You’ve worked long hours, you’ve put up with bad bosses, you’ve worked weekends, and you’re finally ready to buy your dream house. Underwriting is the process of evaluating whether a borrower is able to repay a mortgage loan based on their financial history, employment history, debts, assets, and credit reports. An underwriter will approve or deny a mortgage loan based on how likely a borrower is to meet their financial obligations in the future. There are 2 types of underwriting: automated and manual. Both follow a different mortgage underwriting process and have their own uses; however, manual underwriting has been given a bad rap over the years. Let’s explore why this is the case in more detail.

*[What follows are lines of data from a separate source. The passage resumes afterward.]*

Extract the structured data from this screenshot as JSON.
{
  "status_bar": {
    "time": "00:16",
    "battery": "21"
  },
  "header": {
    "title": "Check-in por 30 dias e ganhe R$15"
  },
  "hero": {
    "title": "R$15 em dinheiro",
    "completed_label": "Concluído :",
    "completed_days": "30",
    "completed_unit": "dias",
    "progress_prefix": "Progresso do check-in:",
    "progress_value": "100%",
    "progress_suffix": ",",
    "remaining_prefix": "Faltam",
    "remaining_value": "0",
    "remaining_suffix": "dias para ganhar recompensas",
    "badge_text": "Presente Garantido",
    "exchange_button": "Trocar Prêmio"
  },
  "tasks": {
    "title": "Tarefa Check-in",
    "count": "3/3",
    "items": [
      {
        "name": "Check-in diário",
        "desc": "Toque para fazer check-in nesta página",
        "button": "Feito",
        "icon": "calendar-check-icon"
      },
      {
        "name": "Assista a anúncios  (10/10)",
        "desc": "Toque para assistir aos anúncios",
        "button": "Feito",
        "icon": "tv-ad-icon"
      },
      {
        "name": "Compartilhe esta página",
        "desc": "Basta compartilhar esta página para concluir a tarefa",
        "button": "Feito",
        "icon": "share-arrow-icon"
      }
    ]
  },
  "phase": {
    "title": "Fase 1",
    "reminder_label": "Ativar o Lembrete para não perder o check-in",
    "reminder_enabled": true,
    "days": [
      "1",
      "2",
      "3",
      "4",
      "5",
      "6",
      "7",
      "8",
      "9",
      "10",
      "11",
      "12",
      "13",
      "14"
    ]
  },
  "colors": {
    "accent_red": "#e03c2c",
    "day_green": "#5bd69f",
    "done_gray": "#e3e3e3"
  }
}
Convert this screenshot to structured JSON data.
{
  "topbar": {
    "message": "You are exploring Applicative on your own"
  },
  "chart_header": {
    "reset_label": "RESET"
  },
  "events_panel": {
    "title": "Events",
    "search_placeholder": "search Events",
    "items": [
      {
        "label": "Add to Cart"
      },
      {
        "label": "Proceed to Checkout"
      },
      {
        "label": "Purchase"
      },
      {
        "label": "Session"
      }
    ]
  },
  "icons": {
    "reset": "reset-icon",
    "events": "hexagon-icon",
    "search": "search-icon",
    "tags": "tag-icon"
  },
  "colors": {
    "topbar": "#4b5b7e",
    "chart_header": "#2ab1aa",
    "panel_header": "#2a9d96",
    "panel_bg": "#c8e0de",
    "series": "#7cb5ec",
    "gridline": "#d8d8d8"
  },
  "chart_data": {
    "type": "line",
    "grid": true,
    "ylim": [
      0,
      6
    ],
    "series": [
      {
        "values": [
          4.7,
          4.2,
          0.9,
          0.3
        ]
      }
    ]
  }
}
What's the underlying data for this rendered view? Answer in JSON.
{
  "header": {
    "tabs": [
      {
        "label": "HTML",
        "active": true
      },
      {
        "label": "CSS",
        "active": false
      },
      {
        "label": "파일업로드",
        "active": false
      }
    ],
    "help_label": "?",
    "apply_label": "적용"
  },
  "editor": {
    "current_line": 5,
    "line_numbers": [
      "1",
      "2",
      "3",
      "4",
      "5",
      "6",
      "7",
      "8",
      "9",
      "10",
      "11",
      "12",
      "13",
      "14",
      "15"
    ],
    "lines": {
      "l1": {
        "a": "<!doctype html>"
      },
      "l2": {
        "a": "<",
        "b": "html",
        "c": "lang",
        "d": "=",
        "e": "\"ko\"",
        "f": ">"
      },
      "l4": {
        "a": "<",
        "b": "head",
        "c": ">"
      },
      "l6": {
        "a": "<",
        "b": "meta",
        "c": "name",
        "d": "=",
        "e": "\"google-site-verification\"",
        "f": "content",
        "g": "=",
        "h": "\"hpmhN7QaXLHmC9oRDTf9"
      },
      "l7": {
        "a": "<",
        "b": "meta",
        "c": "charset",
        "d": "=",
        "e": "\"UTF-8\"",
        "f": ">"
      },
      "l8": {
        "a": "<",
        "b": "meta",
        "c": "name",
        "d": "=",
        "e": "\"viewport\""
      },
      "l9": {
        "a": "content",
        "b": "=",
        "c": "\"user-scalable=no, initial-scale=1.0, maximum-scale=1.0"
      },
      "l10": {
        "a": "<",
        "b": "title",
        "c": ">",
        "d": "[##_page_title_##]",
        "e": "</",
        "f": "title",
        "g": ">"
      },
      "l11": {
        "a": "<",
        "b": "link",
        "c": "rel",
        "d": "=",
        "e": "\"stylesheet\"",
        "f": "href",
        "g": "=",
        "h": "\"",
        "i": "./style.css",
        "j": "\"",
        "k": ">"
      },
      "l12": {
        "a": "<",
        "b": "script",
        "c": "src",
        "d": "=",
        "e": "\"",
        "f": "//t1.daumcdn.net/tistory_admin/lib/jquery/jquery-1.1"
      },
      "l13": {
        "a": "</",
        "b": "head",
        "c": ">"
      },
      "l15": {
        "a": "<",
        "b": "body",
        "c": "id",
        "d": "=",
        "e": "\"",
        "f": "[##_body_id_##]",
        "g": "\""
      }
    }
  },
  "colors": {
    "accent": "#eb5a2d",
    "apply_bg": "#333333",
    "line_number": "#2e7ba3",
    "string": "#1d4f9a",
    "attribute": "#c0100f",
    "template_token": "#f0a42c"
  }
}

The underwriting process requires underwriters to gather disparate data from different channels, manually enter that data into spreadsheets, complete their calculations, review the plethora of documents manually, and finally come to a decision. This entire process is document heavy and so takes an inordinate amount of time, if it is to be a high-quality mortgage loan. Because of the amount of information involved and the number of factors that need to be seriously considered before coming to an accurate decision, the rate at which these loans are produced is very slow. As such, manual underwriting is terribly inefficient and can take months to complete.
The mortgage underwriting process involves many tasks from verifying the authenticity of documentation or calculating their debt-to-income ratio to evaluating their credit history for any red flags. All it takes is for the underwriter to hit one wrong key during this arduous process for the entire file to be compromised. This incorrect credit decision would then be scrutinized and deemed faulty in terms of compliance, and the entire business could be highly penalized, if not shut down, as a result. Therefore, manual underwriting is considered to be highly inaccurate because of the sheer number of errors involved on a regular basis.
The manual underwriting process takes a lot of time because of how meticulous the underwriters have to be in coming to their decision after having considered hundreds of variables that might affect a borrower’s ability to repay a loan. It takes an entire department of them to underwrite enough loans to stay in business. As a result, when compared to automated underwriting, manual underwriting can be very expensive. The overhead costs for buildings and equipment, payroll expenses, and hiring and training costs can be considerable. As a result, manual underwriting is not considered as cost-effective as automated underwriting.
Loan Underwriting Pros for Manual Underwriting
Although automated underwriting can expedite the screening process for mortgage loans, it is rule-based and cannot take into consideration important variables outside the algorithm. It is easy for automated underwriting to follow simple yes/no instructions, however, qualitative measures are ignored. For example, if a particular borrower recently switched jobs from working at an SME to a Fortune 500 company, the computer would instantly deny the loan because switching jobs means that the income for that individual is unstable and a risky bet for the lender. With manual underwriting, however, qualitative assessments and extenuating circumstances could be taken into consideration and the loan possibly approved because this change in job status positively affects their income level and therefore their ability to make mortgage payments in full.
Although automated underwriting rules the roost in the mortgage lending world because of its speed, efficiency, and accuracy – it is not necessarily the best loan underwriting process available. Manual underwriting, too, has its place when non-numerical measures of risk are involved. It simply needs to be supported by the right process efficiencies that come with automated loan underwriting for better underwriting decisions to be made. Manual underwriting is also good for mortgage applications that require greater scrutiny and a more meticulous assessment because of a more complex borrower profile. To answer the question of whether manual underwriting is bad or not, the right answer would be that it depends on what kinds of factors need to be evaluated and how complex the risk profile of the borrower happens to be.